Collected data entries
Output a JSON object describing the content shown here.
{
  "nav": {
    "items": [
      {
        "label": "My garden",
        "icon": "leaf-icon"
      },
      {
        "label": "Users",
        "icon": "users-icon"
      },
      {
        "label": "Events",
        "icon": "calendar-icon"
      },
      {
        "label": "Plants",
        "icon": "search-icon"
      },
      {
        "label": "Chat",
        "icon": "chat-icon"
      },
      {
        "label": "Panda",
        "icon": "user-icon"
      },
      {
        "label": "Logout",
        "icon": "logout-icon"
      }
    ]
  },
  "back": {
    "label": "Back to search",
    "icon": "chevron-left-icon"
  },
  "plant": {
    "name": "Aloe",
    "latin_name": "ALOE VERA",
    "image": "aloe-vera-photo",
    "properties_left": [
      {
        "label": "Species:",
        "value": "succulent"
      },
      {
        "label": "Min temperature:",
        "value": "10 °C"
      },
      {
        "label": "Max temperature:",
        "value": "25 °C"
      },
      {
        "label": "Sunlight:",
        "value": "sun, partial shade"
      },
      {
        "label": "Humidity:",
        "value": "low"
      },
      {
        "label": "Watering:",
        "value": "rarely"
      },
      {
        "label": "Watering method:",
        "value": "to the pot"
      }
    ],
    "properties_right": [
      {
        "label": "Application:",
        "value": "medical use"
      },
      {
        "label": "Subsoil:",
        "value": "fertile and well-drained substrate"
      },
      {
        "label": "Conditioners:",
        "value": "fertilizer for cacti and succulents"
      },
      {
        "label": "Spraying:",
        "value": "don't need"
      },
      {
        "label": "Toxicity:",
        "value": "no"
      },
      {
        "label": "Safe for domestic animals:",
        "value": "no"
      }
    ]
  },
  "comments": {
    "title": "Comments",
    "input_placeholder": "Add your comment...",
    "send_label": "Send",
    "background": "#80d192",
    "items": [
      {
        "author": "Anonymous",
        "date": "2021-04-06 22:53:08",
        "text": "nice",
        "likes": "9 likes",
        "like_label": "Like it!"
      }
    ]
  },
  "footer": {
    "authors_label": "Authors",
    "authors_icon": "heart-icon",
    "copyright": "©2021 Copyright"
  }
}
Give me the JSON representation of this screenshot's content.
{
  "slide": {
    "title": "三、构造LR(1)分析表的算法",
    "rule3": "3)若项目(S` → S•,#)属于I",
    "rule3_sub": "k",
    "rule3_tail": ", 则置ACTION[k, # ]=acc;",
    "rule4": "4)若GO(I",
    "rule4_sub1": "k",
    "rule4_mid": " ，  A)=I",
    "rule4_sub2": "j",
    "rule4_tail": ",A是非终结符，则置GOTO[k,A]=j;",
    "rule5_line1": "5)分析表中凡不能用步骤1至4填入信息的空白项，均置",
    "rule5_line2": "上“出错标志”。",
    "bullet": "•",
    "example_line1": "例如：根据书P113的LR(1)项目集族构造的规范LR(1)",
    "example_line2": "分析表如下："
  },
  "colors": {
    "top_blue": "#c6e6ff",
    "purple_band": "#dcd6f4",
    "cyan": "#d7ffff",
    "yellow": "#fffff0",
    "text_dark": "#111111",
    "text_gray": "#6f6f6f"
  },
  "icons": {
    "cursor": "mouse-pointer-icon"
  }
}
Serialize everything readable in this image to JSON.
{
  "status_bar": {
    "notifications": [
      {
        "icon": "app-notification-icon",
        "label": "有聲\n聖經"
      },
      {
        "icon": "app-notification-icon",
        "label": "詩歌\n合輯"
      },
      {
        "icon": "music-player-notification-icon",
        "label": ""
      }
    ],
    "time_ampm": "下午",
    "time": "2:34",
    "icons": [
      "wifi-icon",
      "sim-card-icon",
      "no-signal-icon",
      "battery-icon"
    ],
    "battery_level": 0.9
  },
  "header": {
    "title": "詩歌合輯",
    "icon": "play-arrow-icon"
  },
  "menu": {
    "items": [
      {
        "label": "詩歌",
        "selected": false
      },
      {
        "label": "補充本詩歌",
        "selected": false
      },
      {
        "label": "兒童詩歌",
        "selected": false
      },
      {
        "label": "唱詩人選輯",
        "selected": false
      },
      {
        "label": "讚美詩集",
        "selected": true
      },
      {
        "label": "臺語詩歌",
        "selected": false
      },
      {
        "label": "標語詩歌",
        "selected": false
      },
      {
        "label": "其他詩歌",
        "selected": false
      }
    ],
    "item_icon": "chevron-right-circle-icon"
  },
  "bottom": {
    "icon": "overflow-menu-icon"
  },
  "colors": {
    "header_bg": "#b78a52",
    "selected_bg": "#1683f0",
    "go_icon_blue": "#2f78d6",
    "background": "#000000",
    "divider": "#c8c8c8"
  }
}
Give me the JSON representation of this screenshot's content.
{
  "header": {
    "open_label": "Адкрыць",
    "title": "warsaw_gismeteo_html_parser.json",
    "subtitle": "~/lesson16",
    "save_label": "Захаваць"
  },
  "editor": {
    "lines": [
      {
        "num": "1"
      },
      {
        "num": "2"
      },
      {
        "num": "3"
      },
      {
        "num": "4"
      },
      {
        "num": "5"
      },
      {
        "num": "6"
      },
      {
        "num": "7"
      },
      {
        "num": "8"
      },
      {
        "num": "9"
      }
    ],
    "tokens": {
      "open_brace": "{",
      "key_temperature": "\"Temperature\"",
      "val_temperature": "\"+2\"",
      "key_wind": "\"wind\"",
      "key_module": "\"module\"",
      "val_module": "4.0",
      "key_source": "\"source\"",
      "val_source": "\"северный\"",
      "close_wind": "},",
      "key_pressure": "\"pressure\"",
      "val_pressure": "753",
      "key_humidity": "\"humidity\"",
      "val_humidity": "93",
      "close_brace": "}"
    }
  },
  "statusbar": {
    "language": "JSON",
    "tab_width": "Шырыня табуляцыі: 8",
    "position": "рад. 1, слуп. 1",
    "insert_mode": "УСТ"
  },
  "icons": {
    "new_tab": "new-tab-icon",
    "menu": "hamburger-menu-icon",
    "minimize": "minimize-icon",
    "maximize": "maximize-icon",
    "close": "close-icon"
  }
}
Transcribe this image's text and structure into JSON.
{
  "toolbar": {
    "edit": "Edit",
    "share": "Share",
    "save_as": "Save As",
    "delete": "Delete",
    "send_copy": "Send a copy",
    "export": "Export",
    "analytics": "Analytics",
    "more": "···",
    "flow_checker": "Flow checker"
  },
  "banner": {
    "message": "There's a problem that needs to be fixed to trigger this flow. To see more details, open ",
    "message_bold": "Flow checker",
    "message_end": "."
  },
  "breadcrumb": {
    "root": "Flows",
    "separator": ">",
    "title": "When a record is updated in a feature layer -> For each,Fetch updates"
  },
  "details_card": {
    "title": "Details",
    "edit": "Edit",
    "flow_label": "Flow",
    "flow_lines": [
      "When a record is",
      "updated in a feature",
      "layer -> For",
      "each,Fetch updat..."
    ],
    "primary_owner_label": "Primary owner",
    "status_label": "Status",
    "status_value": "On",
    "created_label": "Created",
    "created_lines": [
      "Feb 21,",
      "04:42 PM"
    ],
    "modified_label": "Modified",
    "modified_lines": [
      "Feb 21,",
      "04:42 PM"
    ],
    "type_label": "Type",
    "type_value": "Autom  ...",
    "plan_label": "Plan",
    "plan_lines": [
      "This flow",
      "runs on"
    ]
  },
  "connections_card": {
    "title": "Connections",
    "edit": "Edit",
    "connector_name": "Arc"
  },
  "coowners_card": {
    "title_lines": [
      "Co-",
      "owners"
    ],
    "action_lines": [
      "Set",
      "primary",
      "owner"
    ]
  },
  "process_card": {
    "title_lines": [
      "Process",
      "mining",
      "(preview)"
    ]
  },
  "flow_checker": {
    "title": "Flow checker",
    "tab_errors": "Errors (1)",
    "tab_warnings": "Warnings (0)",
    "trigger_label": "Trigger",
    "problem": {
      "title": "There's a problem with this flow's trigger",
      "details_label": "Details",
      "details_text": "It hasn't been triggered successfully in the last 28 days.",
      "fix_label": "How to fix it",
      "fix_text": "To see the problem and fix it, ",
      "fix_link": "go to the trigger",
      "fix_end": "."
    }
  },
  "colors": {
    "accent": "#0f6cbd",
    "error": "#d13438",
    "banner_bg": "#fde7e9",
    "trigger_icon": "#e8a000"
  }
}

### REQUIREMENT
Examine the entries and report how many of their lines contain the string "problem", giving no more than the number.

### WRITTEN REPLY
4